(Interface dataset entries)
================================

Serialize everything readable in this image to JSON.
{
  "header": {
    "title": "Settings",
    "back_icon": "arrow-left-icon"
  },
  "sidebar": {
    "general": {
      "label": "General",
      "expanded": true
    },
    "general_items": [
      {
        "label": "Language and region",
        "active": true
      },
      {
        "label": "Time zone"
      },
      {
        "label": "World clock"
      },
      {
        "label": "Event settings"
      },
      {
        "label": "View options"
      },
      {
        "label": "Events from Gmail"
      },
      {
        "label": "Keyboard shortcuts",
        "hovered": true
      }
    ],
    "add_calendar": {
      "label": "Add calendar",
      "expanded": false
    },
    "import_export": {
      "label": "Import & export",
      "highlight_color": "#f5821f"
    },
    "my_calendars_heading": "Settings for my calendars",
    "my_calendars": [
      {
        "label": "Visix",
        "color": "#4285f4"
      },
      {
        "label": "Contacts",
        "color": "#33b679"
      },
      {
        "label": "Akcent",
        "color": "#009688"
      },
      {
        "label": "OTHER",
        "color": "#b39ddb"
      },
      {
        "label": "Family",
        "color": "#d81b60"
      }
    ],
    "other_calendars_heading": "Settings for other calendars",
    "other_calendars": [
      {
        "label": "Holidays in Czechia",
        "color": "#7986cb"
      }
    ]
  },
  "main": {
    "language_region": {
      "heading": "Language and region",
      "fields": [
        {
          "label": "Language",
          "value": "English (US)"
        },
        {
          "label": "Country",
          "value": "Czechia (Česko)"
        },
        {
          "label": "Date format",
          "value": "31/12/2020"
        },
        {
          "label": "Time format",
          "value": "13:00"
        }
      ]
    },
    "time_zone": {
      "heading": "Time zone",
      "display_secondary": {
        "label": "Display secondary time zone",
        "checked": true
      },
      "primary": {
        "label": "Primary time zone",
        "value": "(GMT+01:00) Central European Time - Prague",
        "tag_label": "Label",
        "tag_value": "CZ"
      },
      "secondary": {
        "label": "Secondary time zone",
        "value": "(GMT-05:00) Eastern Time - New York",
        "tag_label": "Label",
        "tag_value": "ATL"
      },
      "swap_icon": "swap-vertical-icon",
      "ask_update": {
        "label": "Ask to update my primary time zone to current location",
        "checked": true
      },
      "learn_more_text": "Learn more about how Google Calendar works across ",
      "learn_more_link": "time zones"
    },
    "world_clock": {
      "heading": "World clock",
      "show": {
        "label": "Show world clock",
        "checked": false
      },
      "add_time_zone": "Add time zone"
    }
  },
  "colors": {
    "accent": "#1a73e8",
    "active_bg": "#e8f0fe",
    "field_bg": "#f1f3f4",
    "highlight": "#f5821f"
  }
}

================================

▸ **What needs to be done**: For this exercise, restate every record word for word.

▸ **Response to the exercise**:
Serialize everything readable in this image to JSON.
{
  "header": {
    "title": "Settings",
    "back_icon": "arrow-left-icon"
  },
  "sidebar": {
    "general": {
      "label": "General",
      "expanded": true
    },
    "general_items": [
      {
        "label": "Language and region",
        "active": true
      },
      {
        "label": "Time zone"
      },
      {
        "label": "World clock"
      },
      {
        "label": "Event settings"
      },
      {
        "label": "View options"
      },
      {
        "label": "Events from Gmail"
      },
      {
        "label": "Keyboard shortcuts",
        "hovered": true
      }
    ],
    "add_calendar": {
      "label": "Add calendar",
      "expanded": false
    },
    "import_export": {
      "label": "Import & export",
      "highlight_color": "#f5821f"
    },
    "my_calendars_heading": "Settings for my calendars",
    "my_calendars": [
      {
        "label": "Visix",
        "color": "#4285f4"
      },
      {
        "label": "Contacts",
        "color": "#33b679"
      },
      {
        "label": "Akcent",
        "color": "#009688"
      },
      {
        "label": "OTHER",
        "color": "#b39ddb"
      },
      {
        "label": "Family",
        "color": "#d81b60"
      }
    ],
    "other_calendars_heading": "Settings for other calendars",
    "other_calendars": [
      {
        "label": "Holidays in Czechia",
        "color": "#7986cb"
      }
    ]
  },
  "main": {
    "language_region": {
      "heading": "Language and region",
      "fields": [
        {
          "label": "Language",
          "value": "English (US)"
        },
        {
          "label": "Country",
          "value": "Czechia (Česko)"
        },
        {
          "label": "Date format",
          "value": "31/12/2020"
        },
        {
          "label": "Time format",
          "value": "13:00"
        }
      ]
    },
    "time_zone": {
      "heading": "Time zone",
      "display_secondary": {
        "label": "Display secondary time zone",
        "checked": true
      },
      "primary": {
        "label": "Primary time zone",
        "value": "(GMT+01:00) Central European Time - Prague",
        "tag_label": "Label",
        "tag_value": "CZ"
      },
      "secondary": {
        "label": "Secondary time zone",
        "value": "(GMT-05:00) Eastern Time - New York",
        "tag_label": "Label",
        "tag_value": "ATL"
      },
      "swap_icon": "swap-vertical-icon",
      "ask_update": {
        "label": "Ask to update my primary time zone to current location",
        "checked": true
      },
      "learn_more_text": "Learn more about how Google Calendar works across ",
      "learn_more_link": "time zones"
    },
    "world_clock": {
      "heading": "World clock",
      "show": {
        "label": "Show world clock",
        "checked": false
      },
      "add_time_zone": "Add time zone"
    }
  },
  "colors": {
    "accent": "#1a73e8",
    "active_bg": "#e8f0fe",
    "field_bg": "#f1f3f4",
    "highlight": "#f5821f"
  }
}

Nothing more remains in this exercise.